:: PROVIDED INFORMATION

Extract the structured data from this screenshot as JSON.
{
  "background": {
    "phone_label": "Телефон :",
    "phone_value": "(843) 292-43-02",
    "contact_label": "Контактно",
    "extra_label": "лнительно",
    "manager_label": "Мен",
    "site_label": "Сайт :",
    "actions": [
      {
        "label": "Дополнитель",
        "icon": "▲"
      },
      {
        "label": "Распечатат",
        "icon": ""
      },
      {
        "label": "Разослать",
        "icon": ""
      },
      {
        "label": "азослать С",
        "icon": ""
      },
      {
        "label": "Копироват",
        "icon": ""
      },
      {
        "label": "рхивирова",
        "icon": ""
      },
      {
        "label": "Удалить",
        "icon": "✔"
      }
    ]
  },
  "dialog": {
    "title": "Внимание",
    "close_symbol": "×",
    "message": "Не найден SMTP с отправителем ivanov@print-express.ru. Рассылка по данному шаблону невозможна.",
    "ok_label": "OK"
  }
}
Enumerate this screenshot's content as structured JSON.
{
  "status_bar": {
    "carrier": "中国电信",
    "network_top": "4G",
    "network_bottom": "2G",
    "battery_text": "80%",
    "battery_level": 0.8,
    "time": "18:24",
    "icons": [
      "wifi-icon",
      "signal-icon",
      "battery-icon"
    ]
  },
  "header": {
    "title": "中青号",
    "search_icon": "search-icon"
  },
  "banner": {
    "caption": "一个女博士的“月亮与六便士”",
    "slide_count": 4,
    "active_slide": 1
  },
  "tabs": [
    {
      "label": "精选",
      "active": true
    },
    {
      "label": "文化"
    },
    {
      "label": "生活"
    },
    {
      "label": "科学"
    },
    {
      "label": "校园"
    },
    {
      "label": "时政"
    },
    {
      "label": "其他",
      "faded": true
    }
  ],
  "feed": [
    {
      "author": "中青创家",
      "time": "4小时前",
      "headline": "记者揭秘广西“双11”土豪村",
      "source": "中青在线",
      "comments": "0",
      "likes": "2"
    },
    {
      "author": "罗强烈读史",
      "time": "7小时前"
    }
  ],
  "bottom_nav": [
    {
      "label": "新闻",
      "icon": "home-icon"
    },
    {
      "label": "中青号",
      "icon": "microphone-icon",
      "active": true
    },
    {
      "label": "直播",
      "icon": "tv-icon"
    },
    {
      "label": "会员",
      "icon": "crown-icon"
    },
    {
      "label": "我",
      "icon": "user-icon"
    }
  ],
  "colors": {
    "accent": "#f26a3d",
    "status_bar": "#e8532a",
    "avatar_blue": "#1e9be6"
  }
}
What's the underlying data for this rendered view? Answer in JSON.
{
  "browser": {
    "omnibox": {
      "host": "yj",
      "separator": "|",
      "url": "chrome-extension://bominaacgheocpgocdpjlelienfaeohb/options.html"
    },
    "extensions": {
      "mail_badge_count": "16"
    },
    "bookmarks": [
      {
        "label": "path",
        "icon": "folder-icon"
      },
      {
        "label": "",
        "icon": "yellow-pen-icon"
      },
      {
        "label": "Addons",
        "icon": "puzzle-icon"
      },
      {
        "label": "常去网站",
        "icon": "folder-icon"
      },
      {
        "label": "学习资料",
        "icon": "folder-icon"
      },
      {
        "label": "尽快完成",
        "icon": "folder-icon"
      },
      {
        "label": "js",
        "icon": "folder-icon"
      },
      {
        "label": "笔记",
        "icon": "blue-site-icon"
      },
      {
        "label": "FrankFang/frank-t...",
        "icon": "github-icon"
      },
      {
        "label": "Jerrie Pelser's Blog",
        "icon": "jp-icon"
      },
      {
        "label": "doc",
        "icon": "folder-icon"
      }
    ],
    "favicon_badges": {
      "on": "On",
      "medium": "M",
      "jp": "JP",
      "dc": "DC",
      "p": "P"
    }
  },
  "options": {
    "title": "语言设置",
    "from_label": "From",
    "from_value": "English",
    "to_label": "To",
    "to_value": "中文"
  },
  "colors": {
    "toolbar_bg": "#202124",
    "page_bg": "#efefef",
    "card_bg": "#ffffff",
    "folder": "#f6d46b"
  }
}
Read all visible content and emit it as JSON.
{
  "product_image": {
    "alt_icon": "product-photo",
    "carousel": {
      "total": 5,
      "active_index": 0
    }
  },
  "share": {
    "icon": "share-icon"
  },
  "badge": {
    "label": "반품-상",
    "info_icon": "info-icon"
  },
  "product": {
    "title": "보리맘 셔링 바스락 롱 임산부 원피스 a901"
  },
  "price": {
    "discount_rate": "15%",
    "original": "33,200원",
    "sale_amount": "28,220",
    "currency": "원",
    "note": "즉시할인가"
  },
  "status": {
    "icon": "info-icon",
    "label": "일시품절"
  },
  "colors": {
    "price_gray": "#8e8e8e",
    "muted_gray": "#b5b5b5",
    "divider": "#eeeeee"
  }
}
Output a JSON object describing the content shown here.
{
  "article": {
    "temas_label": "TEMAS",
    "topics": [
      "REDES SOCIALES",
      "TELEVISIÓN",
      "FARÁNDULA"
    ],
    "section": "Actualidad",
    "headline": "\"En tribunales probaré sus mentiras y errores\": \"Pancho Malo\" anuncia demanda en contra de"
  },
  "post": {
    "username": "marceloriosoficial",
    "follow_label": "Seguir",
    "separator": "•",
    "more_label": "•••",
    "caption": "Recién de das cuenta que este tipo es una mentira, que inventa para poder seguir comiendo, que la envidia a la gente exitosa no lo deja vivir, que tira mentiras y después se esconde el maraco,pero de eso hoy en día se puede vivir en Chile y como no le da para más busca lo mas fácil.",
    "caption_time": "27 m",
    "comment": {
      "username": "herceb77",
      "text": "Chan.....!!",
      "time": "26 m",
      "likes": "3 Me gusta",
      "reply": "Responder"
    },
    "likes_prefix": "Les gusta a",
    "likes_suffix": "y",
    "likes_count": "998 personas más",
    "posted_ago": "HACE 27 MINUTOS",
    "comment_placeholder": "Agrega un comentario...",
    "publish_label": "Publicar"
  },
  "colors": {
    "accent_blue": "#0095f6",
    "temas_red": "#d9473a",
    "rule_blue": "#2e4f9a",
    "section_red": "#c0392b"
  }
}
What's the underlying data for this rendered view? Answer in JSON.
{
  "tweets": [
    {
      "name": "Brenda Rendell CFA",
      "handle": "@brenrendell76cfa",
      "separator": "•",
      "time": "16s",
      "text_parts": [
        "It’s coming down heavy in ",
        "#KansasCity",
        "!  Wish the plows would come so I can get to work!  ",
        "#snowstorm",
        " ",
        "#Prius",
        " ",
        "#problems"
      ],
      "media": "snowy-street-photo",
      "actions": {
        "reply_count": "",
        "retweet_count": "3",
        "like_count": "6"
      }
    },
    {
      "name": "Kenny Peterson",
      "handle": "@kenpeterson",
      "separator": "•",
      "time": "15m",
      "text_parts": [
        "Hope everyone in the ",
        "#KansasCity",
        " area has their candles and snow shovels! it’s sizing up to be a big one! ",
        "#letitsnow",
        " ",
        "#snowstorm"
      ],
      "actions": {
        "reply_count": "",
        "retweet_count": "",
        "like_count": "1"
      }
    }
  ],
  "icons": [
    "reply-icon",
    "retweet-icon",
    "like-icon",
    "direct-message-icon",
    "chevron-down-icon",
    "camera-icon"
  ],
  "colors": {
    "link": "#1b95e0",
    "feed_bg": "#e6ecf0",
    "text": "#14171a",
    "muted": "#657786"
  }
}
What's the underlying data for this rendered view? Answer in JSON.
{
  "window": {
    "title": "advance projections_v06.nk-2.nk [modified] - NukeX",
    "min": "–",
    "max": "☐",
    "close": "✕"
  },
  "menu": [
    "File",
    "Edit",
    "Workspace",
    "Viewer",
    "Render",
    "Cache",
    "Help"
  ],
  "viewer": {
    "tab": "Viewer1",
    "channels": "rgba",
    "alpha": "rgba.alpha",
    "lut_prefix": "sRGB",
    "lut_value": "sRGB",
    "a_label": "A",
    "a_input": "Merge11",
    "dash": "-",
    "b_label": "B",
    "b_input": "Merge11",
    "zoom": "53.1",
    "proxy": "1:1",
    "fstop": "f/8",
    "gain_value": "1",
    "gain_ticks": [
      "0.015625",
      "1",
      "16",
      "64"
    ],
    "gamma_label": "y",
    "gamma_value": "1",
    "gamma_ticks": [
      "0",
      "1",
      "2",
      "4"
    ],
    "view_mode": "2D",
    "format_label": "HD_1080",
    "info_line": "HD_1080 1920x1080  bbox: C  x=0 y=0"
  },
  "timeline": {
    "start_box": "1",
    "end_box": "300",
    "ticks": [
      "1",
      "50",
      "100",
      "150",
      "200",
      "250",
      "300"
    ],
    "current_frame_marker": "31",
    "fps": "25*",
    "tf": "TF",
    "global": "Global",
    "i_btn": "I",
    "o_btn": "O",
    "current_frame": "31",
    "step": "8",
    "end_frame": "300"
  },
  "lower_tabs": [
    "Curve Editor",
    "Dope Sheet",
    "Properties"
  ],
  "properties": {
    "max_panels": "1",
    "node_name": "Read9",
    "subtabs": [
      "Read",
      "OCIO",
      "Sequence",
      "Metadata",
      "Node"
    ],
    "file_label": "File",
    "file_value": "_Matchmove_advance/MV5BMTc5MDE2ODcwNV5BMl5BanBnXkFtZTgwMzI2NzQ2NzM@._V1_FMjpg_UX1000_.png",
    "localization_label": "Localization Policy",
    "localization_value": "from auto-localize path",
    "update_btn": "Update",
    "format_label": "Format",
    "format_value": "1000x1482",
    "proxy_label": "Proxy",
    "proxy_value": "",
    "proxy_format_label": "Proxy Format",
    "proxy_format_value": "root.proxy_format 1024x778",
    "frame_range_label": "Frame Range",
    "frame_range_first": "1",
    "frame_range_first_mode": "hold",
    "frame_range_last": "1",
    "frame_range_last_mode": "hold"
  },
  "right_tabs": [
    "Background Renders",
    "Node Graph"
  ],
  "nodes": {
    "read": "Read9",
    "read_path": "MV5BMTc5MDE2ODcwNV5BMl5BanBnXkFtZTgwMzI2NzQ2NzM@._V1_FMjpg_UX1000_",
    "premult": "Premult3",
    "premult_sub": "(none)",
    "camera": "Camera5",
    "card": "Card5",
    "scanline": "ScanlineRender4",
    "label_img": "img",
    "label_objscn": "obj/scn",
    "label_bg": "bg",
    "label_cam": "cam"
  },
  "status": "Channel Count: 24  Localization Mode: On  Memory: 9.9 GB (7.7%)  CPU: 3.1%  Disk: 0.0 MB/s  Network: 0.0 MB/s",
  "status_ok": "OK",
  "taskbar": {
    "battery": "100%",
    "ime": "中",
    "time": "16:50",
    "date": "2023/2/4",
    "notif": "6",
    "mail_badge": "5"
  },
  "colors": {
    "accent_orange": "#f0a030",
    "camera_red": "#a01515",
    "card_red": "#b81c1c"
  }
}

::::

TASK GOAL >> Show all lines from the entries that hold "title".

OUTPUT >>
    "title": "Внимание",
    "title": "中青号",
    "title": "语言设置",
    "title": "보리맘 셔링 바스락 롱 임산부 원피스 a901"
    "title": "advance projections_v06.nk-2.nk [modified] - NukeX",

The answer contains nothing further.